■ **Work instruction**:
Filter the records for lines holding the string "April".

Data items
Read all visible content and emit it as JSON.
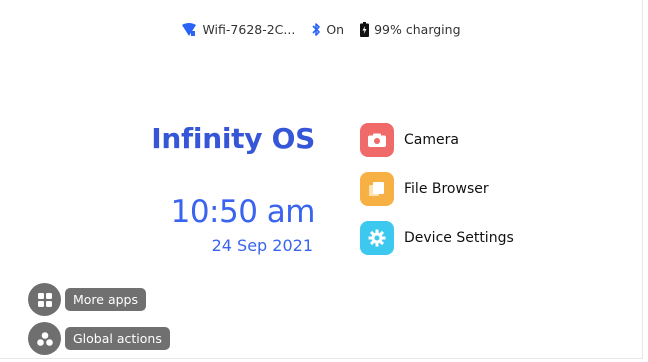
{
  "status": {
    "wifi_label": "Wifi-7628-2C...",
    "bluetooth_label": "On",
    "battery_label": "99% charging"
  },
  "brand": {
    "title": "Infinity OS"
  },
  "clock": {
    "time": "10:50 am",
    "date": "24 Sep 2021"
  },
  "apps": [
    {
      "label": "Camera",
      "icon": "camera-icon",
      "color": "#f06a6a"
    },
    {
      "label": "File Browser",
      "icon": "folder-icon",
      "color": "#f7b043"
    },
    {
      "label": "Device Settings",
      "icon": "gear-icon",
      "color": "#3cc8ef"
    }
  ],
  "actions": {
    "more_apps": "More apps",
    "global_actions": "Global actions"
  },
  "colors": {
    "accent": "#3a64f0",
    "status_icons": "#2a63f5",
    "chip": "#707070"
  }
}
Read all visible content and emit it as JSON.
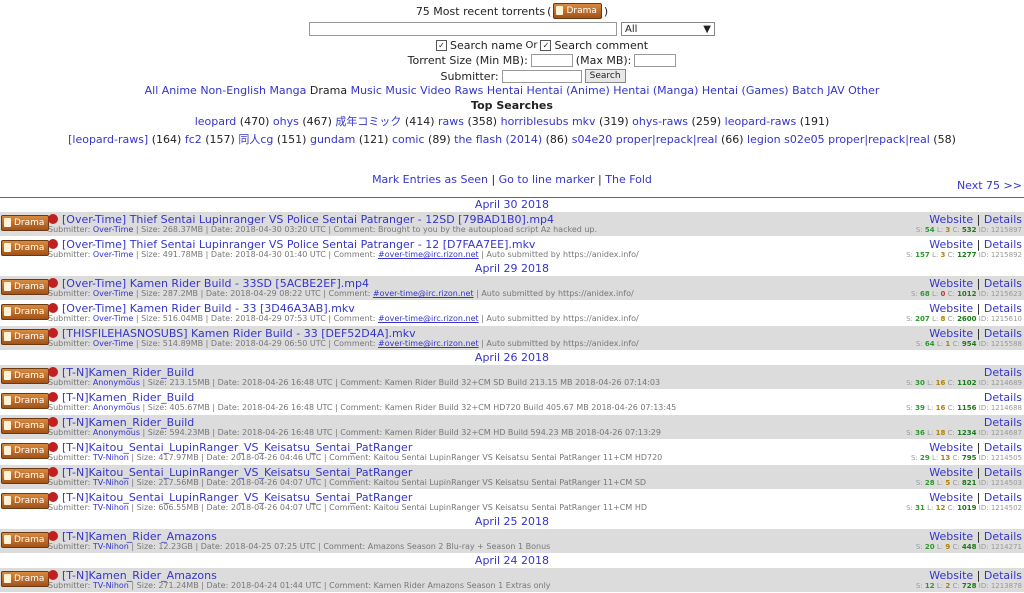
{
  "header": {
    "title": "75 Most recent torrents",
    "title_badge": "Drama",
    "category_select": "All",
    "search_name_label": "Search name",
    "or_label": "Or",
    "search_comment_label": "Search comment",
    "size_label": "Torrent Size (Min MB):",
    "max_label": "(Max MB):",
    "submitter_label": "Submitter:",
    "search_button": "Search"
  },
  "categories": [
    "All Anime",
    "Non-English",
    "Manga",
    "Drama",
    "Music",
    "Music Video",
    "Raws",
    "Hentai",
    "Hentai (Anime)",
    "Hentai (Manga)",
    "Hentai (Games)",
    "Batch",
    "JAV",
    "Other"
  ],
  "top_searches": {
    "title": "Top Searches",
    "line1": [
      {
        "term": "leopard",
        "count": "(470)"
      },
      {
        "term": "ohys",
        "count": "(467)"
      },
      {
        "term": "成年コミック",
        "count": "(414)"
      },
      {
        "term": "raws",
        "count": "(358)"
      },
      {
        "term": "horriblesubs mkv",
        "count": "(319)"
      },
      {
        "term": "ohys-raws",
        "count": "(259)"
      },
      {
        "term": "leopard-raws",
        "count": "(191)"
      }
    ],
    "line2": [
      {
        "term": "[leopard-raws]",
        "count": "(164)"
      },
      {
        "term": "fc2",
        "count": "(157)"
      },
      {
        "term": "同人cg",
        "count": "(151)"
      },
      {
        "term": "gundam",
        "count": "(121)"
      },
      {
        "term": "comic",
        "count": "(89)"
      },
      {
        "term": "the flash (2014)",
        "count": "(86)"
      },
      {
        "term": "s04e20 proper|repack|real",
        "count": "(66)"
      },
      {
        "term": "legion s02e05 proper|repack|real",
        "count": "(58)"
      }
    ]
  },
  "nav": {
    "mark": "Mark Entries as Seen",
    "goto": "Go to line marker",
    "fold": "The Fold",
    "next": "Next 75 >>"
  },
  "labels": {
    "submitter": "Submitter:",
    "size": "Size:",
    "date": "Date:",
    "comment": "Comment:",
    "website": "Website",
    "details": "Details",
    "sep": "|",
    "badge": "Drama"
  },
  "groups": [
    {
      "date": "April 30 2018",
      "entries": [
        {
          "title": "[Over-Time] Thief Sentai Lupinranger VS Police Sentai Patranger - 12SD [79BAD1B0].mp4",
          "submitter": "Over-Time",
          "size": "268.37MB",
          "date": "2018-04-30 03:20 UTC",
          "comment_link": "",
          "comment": "Brought to you by the autoupload script Az hacked up.",
          "website": true,
          "s": "54",
          "l": "3",
          "c": "532",
          "id": "1215897"
        },
        {
          "title": "[Over-Time] Thief Sentai Lupinranger VS Police Sentai Patranger - 12 [D7FAA7EE].mkv",
          "submitter": "Over-Time",
          "size": "491.78MB",
          "date": "2018-04-30 01:40 UTC",
          "comment_link": "#over-time@irc.rizon.net",
          "comment": "| Auto submitted by https://anidex.info/",
          "website": true,
          "s": "157",
          "l": "3",
          "c": "1277",
          "id": "1215892"
        }
      ]
    },
    {
      "date": "April 29 2018",
      "entries": [
        {
          "title": "[Over-Time] Kamen Rider Build - 33SD [5ACBE2EF].mp4",
          "submitter": "Over-Time",
          "size": "287.2MB",
          "date": "2018-04-29 08:22 UTC",
          "comment_link": "#over-time@irc.rizon.net",
          "comment": "| Auto submitted by https://anidex.info/",
          "website": true,
          "s": "68",
          "l": "0",
          "c": "1012",
          "id": "1215623"
        },
        {
          "title": "[Over-Time] Kamen Rider Build - 33 [3D46A3AB].mkv",
          "submitter": "Over-Time",
          "size": "516.04MB",
          "date": "2018-04-29 07:53 UTC",
          "comment_link": "#over-time@irc.rizon.net",
          "comment": "| Auto submitted by https://anidex.info/",
          "website": true,
          "s": "207",
          "l": "8",
          "c": "2600",
          "id": "1215610"
        },
        {
          "title": "[THISFILEHASNOSUBS] Kamen Rider Build - 33 [DEF52D4A].mkv",
          "submitter": "Over-Time",
          "size": "514.89MB",
          "date": "2018-04-29 06:50 UTC",
          "comment_link": "#over-time@irc.rizon.net",
          "comment": "| Auto submitted by https://anidex.info/",
          "website": true,
          "s": "64",
          "l": "1",
          "c": "954",
          "id": "1215588"
        }
      ]
    },
    {
      "date": "April 26 2018",
      "entries": [
        {
          "title": "[T-N]Kamen_Rider_Build",
          "submitter": "Anonymous",
          "size": "213.15MB",
          "date": "2018-04-26 16:48 UTC",
          "comment_link": "",
          "comment": "Kamen Rider Build 32+CM SD Build 213.15 MB 2018-04-26 07:14:03",
          "website": false,
          "s": "30",
          "l": "16",
          "c": "1102",
          "id": "1214689"
        },
        {
          "title": "[T-N]Kamen_Rider_Build",
          "submitter": "Anonymous",
          "size": "405.67MB",
          "date": "2018-04-26 16:48 UTC",
          "comment_link": "",
          "comment": "Kamen Rider Build 32+CM HD720 Build 405.67 MB 2018-04-26 07:13:45",
          "website": false,
          "s": "39",
          "l": "16",
          "c": "1156",
          "id": "1214688"
        },
        {
          "title": "[T-N]Kamen_Rider_Build",
          "submitter": "Anonymous",
          "size": "594.23MB",
          "date": "2018-04-26 16:48 UTC",
          "comment_link": "",
          "comment": "Kamen Rider Build 32+CM HD Build 594.23 MB 2018-04-26 07:13:29",
          "website": false,
          "s": "36",
          "l": "18",
          "c": "1234",
          "id": "1214687"
        },
        {
          "title": "[T-N]Kaitou_Sentai_LupinRanger_VS_Keisatsu_Sentai_PatRanger",
          "submitter": "TV-Nihon",
          "size": "417.97MB",
          "date": "2018-04-26 04:46 UTC",
          "comment_link": "",
          "comment": "Kaitou Sentai LupinRanger VS Keisatsu Sentai PatRanger 11+CM HD720",
          "website": true,
          "s": "29",
          "l": "13",
          "c": "795",
          "id": "1214505"
        },
        {
          "title": "[T-N]Kaitou_Sentai_LupinRanger_VS_Keisatsu_Sentai_PatRanger",
          "submitter": "TV-Nihon",
          "size": "217.56MB",
          "date": "2018-04-26 04:07 UTC",
          "comment_link": "",
          "comment": "Kaitou Sentai LupinRanger VS Keisatsu Sentai PatRanger 11+CM SD",
          "website": true,
          "s": "28",
          "l": "5",
          "c": "821",
          "id": "1214503"
        },
        {
          "title": "[T-N]Kaitou_Sentai_LupinRanger_VS_Keisatsu_Sentai_PatRanger",
          "submitter": "TV-Nihon",
          "size": "606.55MB",
          "date": "2018-04-26 04:07 UTC",
          "comment_link": "",
          "comment": "Kaitou Sentai LupinRanger VS Keisatsu Sentai PatRanger 11+CM HD",
          "website": true,
          "s": "31",
          "l": "12",
          "c": "1019",
          "id": "1214502"
        }
      ]
    },
    {
      "date": "April 25 2018",
      "entries": [
        {
          "title": "[T-N]Kamen_Rider_Amazons",
          "submitter": "TV-Nihon",
          "size": "12.23GB",
          "date": "2018-04-25 07:25 UTC",
          "comment_link": "",
          "comment": "Amazons Season 2 Blu-ray + Season 1 Bonus",
          "website": true,
          "s": "20",
          "l": "9",
          "c": "448",
          "id": "1214271"
        }
      ]
    },
    {
      "date": "April 24 2018",
      "entries": [
        {
          "title": "[T-N]Kamen_Rider_Amazons",
          "submitter": "TV-Nihon",
          "size": "271.24MB",
          "date": "2018-04-24 01:44 UTC",
          "comment_link": "",
          "comment": "Kamen Rider Amazons Season 1 Extras only",
          "website": true,
          "s": "12",
          "l": "2",
          "c": "728",
          "id": "1213878"
        }
      ]
    }
  ]
}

■ **Answer to the problem**:
      "date": "April 30 2018",
      "date": "April 29 2018",
      "date": "April 26 2018",
      "date": "April 25 2018",
      "date": "April 24 2018",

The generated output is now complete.